There was an attempt a couple years ago to basically make a standard where the “Smart” part of a TV was on a physically separate board with a standardized interface. The idea being that it couldn’t go completely obsolete because you could just pick up a new single board computer and pop it in. If that had happened there could’ve been effectively a cartridge slot on your TV for your Roku / Apple TV / Steam Link / Raspi.
Personally I have a projector set up for movies and such because my living room is giant, and a smallish, old, dumb TV that I use for retro gaming etc.
That seems kind of silly to develop that kind of slot. HDMI can be that slot, and it is.
This is why I would never connect my smart TV or similar devices to the internet.
HDMI isn’t that because you can’t just unplug the smart part of your smart TV. I think the original plan wasn’t intended to be a thing most consumers would mess with but it was exactly the kind of hardware project that no one can ever agree on specs for. AFAIK no one has developed a real open standard for single board computer docks that is remotely viable, and at this point I think it should just be 2 USB C ports a set distance apart.
Or we just keep using an HDMI thing and ignore that smart features entirely.
The only downsides of using HDMI are:
- You have a separate box taking up space other than your TV.
- You have to have a separate remote control for the external device if you can’t somehow program a universal remote that controls both your TV and the separate box.
1 can be solved by having an HTPC so you only have one external box in total. It can be solved further by getting a tiny enough HTPC (Raspberry Pi?) and mounting it behind the TV with a tiny HDMI cable. You’ll never see it. If you have a larger HTPC, just have to do some work hiding the cable. It’s not too hard when there’s just one box in total. Even people with Smart TVs are likely to have at least one or two external boxes. Even if you buy into the smartness, it’s never complete enough.
I’m still looking for some elegant solutions to #2. Literally the only buttons I ever push on my TV remote are Power and Input switch. That’s it. The only buttons I push on the remote for my speakers are power, mute, volume up/down and “effect”. I also have a tiny remote for my optical audio switch to choose between the Nintendo Switch and the HTPC for audio. I only press the buttons 1 and 2 on this. 99% of the time I use my wireless keyboard with touchpad.
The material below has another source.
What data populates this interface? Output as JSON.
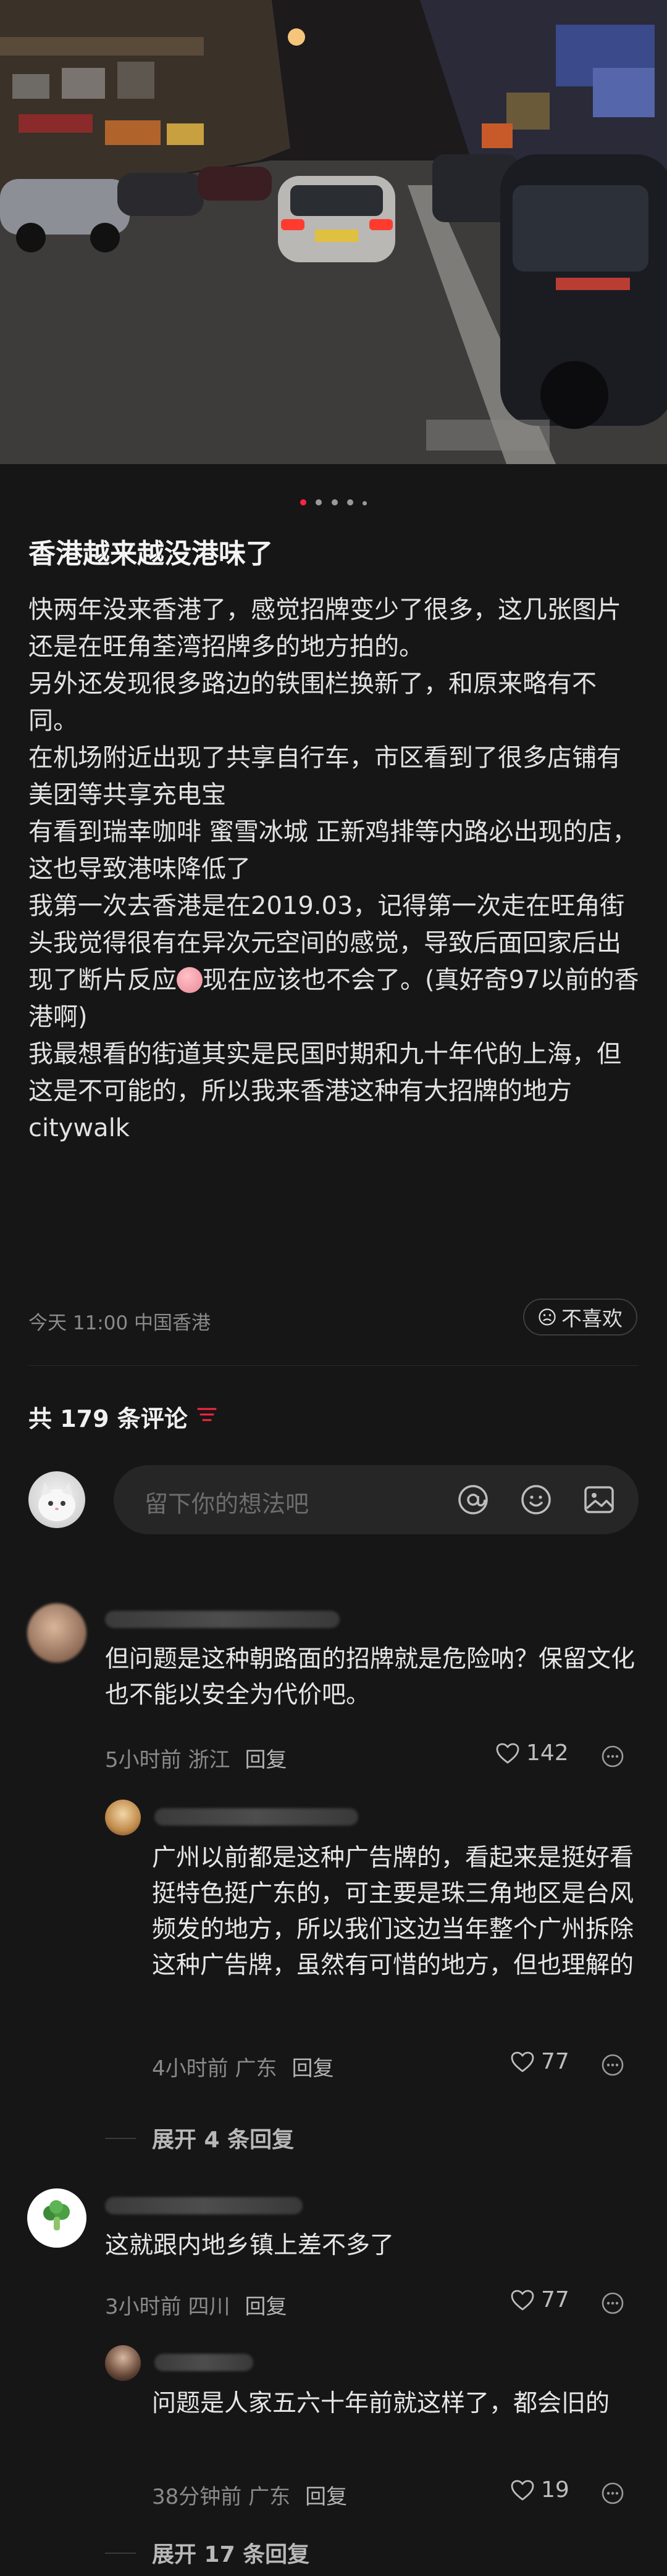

Is there any truly universal remote out there that I can program to replace the TV, Speaker and optical audio switch remotes? Something that I can program freely to send any arbitrary IR signals?
Duct tape the three of them together.
Except instead of doing that, remove all their casings, mockup a casing that fits all 3 boards and only has the buttons you actually use on it. 3d print that mockup and then bind all the buttons to the respective boards and put them into the casing.
voila for like months of real work, you get 1 heavy remote with 3 separate infrared communicators.
I do like in a minor remote hell if I’m honest.
I’m 100% confident that something like a Logitech Harmony remote can replace my TV remote and also the remote for my speakers (which themselves are Logitech). It’s just the optical switch I’m worried about.
I will buy anything that can replace all 3 of my remotes elegantly.
I don’t think you can program it to send arbitrary IR signals, but the Logitech Harmony remotes support so many different types of hardware that you may not need to. It also has the ability to learn signals from existing remotes. They do require installing software on a PC to program them via USB, but it makes it much easier to set up than the old fashioned “look up codes in a book” sorts of universal remotes.
I’ve been using them for years and have been quite happy with them.